This overview can and must not replace a professional medical assessment and diagnosis conducted by a fully qualified and registered orthopedists, rheumatologists or sports medicine specialists. This comparison is therefore not meant to promote unsupervised self-medication.
Finally, please keep in mind that these three lifestyle factors are crucial for your joint health:
Please consider these factors, as well as regular exercise, a healthy, well-balanced diet rich in whole foods, fish and low in red meats – not only for your joints, but indeed for you overall health, vitality and longevity.
- Lerna et al. 2010. Supplementation of diet with krill oil protects against experimental rheumatoid arthritis. BMC Musculoskeletal Disorders 11, 136, doi: 10.1186/1471-2474-11-136
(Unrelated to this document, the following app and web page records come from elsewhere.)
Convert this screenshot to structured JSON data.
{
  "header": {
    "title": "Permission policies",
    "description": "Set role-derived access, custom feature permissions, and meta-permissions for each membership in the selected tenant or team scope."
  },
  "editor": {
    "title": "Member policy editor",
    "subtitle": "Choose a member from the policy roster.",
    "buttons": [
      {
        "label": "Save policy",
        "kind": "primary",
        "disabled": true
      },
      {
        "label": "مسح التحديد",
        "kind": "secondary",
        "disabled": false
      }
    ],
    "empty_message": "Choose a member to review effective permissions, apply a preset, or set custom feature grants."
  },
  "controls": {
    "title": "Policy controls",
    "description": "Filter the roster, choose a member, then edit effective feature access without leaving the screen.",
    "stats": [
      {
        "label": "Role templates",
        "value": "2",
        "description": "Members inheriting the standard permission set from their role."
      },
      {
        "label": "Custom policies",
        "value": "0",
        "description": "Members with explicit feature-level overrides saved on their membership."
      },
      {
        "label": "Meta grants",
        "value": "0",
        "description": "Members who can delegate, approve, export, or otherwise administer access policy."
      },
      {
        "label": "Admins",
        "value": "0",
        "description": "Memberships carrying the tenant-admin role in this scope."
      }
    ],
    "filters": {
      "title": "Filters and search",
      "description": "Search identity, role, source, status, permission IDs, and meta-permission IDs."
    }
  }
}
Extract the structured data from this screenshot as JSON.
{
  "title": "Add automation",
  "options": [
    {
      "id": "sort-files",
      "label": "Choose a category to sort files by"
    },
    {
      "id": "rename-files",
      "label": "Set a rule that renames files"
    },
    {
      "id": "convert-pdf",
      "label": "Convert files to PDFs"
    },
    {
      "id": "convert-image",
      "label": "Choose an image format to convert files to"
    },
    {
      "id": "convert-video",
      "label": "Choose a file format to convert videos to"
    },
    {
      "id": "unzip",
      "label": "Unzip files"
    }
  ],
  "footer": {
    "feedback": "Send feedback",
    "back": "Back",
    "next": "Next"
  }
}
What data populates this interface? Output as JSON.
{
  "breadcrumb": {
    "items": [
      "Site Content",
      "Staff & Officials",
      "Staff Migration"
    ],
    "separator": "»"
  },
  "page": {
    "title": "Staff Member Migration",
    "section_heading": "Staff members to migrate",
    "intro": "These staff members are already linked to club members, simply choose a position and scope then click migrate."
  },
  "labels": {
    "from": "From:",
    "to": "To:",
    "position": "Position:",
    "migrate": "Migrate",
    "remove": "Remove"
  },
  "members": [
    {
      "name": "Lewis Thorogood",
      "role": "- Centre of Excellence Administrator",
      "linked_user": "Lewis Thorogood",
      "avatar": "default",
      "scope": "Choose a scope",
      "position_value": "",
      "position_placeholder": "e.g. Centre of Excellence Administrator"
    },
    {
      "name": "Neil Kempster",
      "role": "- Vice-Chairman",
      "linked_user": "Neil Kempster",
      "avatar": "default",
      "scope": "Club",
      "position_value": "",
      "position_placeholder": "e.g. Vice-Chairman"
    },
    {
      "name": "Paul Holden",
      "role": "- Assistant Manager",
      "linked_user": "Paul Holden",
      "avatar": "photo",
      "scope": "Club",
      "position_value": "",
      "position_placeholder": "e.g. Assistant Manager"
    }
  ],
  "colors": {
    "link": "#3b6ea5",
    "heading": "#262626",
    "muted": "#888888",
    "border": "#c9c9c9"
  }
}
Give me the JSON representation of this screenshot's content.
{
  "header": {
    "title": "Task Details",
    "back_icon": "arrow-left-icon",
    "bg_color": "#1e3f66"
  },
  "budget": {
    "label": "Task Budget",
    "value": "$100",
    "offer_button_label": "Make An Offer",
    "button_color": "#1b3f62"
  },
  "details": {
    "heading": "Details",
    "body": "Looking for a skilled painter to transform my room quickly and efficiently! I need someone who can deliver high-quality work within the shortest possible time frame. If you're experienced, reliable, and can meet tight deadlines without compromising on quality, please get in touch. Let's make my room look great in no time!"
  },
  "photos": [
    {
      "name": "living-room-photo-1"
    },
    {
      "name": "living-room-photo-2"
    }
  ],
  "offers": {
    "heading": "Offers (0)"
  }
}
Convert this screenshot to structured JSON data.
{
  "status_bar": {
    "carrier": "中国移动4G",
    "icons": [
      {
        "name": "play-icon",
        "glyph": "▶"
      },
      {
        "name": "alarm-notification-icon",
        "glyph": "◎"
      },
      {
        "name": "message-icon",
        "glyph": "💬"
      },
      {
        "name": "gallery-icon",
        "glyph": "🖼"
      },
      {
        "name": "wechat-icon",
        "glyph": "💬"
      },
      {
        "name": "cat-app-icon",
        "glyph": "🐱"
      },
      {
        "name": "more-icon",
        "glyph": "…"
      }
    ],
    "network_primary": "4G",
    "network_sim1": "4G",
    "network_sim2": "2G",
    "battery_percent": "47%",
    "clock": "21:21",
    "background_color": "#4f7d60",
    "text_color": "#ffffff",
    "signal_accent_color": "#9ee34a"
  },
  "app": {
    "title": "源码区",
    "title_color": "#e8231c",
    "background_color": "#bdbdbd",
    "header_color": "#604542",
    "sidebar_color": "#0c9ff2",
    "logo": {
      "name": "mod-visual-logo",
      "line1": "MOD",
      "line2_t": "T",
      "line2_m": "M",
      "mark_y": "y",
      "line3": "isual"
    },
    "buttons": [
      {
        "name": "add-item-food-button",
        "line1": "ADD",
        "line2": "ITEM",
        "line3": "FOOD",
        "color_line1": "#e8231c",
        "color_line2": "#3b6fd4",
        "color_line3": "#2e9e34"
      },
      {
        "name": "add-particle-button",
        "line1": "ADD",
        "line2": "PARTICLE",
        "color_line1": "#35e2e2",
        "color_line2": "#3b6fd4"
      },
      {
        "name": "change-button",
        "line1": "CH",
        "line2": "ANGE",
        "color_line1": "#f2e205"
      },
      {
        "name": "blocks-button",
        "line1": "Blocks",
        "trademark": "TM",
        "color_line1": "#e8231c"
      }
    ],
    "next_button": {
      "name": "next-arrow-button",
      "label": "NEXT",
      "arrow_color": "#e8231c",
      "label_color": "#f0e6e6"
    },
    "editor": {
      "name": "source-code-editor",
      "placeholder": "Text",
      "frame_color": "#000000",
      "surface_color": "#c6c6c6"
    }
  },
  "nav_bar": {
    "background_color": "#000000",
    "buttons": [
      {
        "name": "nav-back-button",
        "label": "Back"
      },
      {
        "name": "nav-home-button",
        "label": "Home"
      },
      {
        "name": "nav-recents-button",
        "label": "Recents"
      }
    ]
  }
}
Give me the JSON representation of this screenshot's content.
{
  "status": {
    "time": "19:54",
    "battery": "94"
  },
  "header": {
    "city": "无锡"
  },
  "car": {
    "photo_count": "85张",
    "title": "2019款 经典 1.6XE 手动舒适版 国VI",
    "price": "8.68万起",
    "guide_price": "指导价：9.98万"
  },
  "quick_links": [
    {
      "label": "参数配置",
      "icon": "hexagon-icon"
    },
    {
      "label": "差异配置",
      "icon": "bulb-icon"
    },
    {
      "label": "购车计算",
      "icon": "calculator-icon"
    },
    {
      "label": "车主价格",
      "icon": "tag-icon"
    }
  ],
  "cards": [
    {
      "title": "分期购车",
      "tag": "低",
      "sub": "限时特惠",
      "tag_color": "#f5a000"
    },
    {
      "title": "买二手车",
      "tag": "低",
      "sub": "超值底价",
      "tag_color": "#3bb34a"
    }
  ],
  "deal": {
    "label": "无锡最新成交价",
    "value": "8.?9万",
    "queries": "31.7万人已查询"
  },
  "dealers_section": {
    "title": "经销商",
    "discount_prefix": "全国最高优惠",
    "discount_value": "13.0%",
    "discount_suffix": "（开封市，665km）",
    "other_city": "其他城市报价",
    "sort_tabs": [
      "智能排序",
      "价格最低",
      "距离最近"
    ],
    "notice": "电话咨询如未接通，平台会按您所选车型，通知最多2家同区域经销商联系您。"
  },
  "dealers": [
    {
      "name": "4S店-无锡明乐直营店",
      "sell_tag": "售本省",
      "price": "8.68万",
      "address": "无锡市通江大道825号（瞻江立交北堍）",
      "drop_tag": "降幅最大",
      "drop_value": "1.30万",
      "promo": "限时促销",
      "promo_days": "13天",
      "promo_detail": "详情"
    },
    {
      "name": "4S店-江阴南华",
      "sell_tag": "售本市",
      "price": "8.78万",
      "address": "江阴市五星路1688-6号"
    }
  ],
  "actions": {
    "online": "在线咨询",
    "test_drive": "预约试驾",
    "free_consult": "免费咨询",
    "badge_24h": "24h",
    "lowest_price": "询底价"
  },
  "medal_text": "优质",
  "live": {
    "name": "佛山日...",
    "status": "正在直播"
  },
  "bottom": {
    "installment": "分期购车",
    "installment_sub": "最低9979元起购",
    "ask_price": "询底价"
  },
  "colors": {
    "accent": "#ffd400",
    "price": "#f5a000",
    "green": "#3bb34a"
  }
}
- Brien et al. 2008. Systematic review of the nutritional supplements dimethyl sulfoxide (DMSO) and methylsulfonylmethane (MSM) in the treatment of osteoarthritis. Osteoarthritis Cartilage 16(11), 1277-1288
- Dzielska-Olczak & Nowak. 2012. Anti-inflammatory therapy in ostheoarthritis including omega 3 and omega 6 fatty acids. Polish Merkur Lekarski 32(191), 329-334; Calder. 2006. n-3 Polyunsaturated fatty acids, inflammation, and inflammatory diseases. American Journal of Clinical Nutrition 83(suppl), 1505S-1519S
- Van Vijven et al., 2012. Symptomatic treatment with chondroprotective and collagen derivatives for osteoarthritis: a systematic review. Osteoarthritis Cartilage 20 (8), 809-821
- Feil, W., “Die Dr. Feil Strategie. Arthrose und Gelenkschmerzen überwinden.”, 1. Aufl. 2013, S. 49; ISBN 978-3-00-040191-6